Yep...looks like the old mpc kit with the hood that doesn't sit quite flush with the body. I believe that kit is coming back out sometime this year. With some extra work it can also be converted back to a '74. You've done a great job building it as it is. I love the exterior colour although I think it would look better with standard factory rims, but then that's just my opinion.
I like the colour scheme that you have right there, the light blue metallic over a grey interior is sharp. I've done a couple of models in colours similar to this one using rattle cans. One was done with Tamiya TS-58 Pearl Light Blue, and another was a Ferrari done in a duplicolor color called Avignon Blue. As the previous poster suggested check out the duplicolor rack at your hardware or auto supply store I'm sure you'l find something close and also check out the Tamiya rack at your LHS Tamiya have put out some very nice blues in their synthetic lacquer range and Tamiya is so easy to apply. Good luck and look forward to seeing what will be a beautifull model once it is done.
While most of these are a little off topic for a model car board I recently obtained a small cache of partially built & unbuilt kits from a family member who has had to go into a care home and can no longer model. I'll enjoy building or restoring a number of these kits but I've also enjoyed researching the history of a few of the oldest kits. Some of the kits include: -a small Wells Fargo stagecoach dating to a Revell/Adams collaboration in the early '50s -a 1o 1 early European flintlock handgun by Pyro, another modelling company from the distant past -a large civil war style canon, maker not yet determined) -several open wheel race cars -several Star Wars kits from the '80s -some armour kits, a couple of semi kits, several Monogram brass era classic cars
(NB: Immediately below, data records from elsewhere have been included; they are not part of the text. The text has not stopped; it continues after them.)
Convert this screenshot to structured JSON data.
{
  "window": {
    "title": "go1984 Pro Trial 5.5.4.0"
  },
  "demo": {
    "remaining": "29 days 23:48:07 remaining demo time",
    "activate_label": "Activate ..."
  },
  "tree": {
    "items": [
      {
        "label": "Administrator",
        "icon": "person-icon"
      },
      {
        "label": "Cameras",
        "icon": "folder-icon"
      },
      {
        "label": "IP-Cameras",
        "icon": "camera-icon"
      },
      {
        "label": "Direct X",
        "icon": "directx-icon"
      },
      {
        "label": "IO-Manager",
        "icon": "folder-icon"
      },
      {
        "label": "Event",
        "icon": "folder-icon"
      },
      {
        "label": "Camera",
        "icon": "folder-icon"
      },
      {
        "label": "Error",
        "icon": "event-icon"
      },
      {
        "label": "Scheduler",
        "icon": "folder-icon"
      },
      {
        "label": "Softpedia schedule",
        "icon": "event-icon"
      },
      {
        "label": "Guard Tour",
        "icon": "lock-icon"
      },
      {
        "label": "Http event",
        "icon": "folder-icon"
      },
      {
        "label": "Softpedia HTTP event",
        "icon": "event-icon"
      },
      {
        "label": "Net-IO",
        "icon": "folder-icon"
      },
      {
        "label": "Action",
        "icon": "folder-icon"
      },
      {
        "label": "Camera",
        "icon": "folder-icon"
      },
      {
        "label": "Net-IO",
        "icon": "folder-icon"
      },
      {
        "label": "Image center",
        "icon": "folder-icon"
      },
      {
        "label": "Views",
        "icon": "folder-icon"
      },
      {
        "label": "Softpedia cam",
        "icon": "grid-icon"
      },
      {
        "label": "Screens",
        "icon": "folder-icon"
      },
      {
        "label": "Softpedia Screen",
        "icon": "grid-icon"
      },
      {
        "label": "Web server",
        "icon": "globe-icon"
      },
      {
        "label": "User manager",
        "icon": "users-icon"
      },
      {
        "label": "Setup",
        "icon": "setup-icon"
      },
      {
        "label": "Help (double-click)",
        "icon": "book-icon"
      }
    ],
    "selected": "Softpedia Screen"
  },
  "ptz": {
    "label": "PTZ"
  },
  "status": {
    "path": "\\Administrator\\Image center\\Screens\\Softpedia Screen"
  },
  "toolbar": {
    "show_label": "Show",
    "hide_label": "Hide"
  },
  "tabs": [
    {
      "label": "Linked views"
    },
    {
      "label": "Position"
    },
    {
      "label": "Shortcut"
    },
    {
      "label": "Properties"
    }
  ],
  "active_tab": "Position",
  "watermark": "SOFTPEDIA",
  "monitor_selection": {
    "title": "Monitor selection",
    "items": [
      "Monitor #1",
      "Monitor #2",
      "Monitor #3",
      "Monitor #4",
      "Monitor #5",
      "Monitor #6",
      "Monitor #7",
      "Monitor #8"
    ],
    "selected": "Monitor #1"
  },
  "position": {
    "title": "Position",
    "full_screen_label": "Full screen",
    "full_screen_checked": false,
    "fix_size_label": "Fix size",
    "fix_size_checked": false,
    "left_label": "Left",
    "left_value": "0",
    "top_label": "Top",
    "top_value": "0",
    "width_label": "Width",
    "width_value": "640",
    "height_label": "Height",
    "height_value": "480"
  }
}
It's not that I needed more models to build but I wasn't about to turn freebies down.